── Data for the task ──

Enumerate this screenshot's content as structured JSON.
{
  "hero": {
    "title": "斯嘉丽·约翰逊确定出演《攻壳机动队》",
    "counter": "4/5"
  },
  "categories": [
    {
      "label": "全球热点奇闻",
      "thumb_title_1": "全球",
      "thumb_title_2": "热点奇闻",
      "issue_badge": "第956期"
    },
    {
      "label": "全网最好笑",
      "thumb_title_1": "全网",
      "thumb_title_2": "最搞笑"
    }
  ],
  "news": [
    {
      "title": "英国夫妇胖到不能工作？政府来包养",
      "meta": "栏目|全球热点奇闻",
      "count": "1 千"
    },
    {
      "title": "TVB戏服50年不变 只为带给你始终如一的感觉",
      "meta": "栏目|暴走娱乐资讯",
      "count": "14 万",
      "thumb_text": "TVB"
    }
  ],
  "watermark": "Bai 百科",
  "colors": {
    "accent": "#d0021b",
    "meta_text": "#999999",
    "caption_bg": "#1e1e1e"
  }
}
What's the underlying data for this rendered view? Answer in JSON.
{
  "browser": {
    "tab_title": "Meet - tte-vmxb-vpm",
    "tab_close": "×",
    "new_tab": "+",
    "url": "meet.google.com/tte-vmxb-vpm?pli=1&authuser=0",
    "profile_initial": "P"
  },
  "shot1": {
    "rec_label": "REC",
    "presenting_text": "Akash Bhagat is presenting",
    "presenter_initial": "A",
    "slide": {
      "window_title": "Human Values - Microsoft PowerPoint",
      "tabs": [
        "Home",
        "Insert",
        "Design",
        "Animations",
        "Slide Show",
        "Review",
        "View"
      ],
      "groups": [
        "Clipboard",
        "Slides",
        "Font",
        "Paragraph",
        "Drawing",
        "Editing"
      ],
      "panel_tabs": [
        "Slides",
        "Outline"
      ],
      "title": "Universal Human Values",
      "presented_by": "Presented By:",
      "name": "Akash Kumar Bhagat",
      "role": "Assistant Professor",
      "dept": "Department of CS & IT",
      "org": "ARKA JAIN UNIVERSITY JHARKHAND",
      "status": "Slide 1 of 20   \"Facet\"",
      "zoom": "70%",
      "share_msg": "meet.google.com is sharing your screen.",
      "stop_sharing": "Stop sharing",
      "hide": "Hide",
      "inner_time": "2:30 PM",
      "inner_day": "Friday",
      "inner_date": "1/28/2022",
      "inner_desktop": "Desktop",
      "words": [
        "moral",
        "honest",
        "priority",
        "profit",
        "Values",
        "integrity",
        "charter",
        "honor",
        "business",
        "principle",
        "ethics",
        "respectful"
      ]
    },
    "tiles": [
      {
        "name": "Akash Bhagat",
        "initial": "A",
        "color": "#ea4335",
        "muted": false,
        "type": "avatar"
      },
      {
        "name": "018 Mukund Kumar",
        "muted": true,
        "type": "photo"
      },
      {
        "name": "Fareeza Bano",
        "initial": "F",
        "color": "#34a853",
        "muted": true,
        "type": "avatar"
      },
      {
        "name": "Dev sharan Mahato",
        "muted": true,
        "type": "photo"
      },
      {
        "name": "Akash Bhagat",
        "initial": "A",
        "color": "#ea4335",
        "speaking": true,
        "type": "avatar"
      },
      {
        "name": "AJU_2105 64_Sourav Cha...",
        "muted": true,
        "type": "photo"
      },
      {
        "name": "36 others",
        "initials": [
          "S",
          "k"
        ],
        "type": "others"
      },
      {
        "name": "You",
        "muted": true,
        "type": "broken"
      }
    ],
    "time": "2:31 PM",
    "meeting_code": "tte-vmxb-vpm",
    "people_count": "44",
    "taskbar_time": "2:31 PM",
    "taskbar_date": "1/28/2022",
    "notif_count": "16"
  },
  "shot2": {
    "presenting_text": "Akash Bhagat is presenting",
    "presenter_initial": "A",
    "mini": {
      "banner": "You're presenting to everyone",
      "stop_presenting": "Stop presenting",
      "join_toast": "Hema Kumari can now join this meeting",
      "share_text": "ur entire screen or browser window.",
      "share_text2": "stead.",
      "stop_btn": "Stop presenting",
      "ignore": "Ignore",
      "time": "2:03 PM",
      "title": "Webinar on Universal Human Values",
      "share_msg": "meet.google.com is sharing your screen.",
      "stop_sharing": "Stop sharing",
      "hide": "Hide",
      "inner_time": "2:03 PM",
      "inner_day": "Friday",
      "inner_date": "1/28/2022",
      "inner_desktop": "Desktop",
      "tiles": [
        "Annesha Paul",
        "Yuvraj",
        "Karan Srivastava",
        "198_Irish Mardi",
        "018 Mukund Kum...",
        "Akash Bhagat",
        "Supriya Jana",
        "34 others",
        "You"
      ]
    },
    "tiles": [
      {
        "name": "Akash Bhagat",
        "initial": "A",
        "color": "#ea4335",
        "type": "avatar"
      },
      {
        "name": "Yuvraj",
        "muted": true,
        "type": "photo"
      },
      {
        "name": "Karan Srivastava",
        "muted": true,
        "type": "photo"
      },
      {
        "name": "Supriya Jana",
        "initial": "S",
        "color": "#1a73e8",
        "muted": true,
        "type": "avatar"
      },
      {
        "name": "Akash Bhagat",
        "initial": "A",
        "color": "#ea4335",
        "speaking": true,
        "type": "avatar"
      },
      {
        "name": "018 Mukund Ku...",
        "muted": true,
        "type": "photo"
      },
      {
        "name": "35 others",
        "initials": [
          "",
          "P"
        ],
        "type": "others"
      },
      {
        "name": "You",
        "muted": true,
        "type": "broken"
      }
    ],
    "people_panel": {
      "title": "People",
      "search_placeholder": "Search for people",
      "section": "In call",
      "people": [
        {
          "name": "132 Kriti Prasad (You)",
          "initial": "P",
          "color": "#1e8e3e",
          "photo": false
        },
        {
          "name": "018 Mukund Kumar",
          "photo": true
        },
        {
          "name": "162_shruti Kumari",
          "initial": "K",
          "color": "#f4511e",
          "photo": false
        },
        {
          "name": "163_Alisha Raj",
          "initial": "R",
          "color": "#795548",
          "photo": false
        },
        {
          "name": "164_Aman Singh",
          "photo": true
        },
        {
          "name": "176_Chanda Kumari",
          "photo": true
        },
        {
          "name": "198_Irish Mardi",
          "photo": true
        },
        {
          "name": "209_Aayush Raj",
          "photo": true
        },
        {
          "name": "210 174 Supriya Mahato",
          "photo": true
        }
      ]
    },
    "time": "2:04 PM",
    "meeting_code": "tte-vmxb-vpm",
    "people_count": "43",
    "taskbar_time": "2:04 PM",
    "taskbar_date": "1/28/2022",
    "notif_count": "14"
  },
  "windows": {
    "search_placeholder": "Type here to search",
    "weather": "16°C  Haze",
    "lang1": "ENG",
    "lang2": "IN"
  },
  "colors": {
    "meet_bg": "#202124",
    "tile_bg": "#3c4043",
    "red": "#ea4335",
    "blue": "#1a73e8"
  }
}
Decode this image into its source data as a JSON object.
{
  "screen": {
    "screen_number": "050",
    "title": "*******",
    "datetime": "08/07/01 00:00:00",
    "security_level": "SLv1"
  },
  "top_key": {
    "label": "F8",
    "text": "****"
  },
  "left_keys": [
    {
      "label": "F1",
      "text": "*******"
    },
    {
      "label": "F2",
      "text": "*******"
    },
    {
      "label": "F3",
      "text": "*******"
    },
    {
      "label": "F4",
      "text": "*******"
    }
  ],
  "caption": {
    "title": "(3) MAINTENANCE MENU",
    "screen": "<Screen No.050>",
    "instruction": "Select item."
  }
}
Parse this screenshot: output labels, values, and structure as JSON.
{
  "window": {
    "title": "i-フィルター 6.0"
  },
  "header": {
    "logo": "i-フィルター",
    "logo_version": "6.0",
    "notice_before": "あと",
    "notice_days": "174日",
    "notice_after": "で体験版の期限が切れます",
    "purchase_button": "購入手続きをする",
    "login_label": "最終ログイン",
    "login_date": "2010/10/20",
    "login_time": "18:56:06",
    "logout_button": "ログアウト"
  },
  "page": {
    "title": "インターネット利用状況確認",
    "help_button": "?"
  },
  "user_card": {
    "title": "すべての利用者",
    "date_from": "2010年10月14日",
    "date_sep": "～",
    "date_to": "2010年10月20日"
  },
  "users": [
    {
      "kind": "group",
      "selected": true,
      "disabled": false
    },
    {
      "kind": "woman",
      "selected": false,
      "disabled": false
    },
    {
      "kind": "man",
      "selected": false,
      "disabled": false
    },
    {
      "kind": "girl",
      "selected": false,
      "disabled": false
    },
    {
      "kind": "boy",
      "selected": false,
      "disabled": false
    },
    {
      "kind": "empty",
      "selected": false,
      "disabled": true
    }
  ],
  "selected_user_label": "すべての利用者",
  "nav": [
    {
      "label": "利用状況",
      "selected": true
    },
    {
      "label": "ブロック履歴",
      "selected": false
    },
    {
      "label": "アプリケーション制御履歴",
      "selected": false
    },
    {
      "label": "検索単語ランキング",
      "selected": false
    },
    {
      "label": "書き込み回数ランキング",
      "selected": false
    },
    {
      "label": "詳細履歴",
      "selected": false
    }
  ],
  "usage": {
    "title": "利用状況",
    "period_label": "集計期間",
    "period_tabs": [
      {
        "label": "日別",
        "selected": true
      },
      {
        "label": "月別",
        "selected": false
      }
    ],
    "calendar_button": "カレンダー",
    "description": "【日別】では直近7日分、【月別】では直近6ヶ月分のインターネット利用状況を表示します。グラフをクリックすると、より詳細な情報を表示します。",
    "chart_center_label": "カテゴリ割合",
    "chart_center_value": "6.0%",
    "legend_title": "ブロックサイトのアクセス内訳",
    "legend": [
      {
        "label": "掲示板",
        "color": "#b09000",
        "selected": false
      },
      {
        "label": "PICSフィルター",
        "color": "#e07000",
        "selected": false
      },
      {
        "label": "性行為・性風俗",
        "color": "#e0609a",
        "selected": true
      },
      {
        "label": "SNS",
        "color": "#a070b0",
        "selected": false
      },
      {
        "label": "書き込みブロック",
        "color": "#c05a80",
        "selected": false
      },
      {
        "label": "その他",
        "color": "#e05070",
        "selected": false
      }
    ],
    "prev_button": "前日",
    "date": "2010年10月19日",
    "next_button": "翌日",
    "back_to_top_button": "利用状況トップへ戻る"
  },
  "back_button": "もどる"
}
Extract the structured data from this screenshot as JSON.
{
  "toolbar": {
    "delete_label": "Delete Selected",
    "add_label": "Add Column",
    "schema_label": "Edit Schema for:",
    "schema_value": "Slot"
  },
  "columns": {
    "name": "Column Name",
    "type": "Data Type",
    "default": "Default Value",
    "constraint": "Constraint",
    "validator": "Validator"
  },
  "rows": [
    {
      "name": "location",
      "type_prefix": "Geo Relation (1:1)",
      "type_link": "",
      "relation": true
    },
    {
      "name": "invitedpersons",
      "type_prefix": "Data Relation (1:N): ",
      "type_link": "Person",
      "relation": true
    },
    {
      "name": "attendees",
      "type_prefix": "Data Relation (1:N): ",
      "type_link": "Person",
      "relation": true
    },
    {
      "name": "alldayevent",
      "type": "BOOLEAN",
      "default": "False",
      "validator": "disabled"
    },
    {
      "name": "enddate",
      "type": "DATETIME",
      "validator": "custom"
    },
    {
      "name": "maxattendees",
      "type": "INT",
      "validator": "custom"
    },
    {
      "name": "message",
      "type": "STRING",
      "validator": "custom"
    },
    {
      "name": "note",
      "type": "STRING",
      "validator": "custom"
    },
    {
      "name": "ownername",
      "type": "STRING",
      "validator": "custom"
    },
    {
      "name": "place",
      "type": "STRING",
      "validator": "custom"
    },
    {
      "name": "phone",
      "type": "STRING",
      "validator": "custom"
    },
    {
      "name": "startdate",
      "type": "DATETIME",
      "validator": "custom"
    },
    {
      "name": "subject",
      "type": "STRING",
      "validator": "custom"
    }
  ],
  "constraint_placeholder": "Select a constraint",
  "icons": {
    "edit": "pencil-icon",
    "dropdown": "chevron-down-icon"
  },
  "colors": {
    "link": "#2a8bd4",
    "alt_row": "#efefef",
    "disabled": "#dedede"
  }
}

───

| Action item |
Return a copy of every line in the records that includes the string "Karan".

| Finished exercise |
        "Karan Srivastava",
        "name": "Karan Srivastava",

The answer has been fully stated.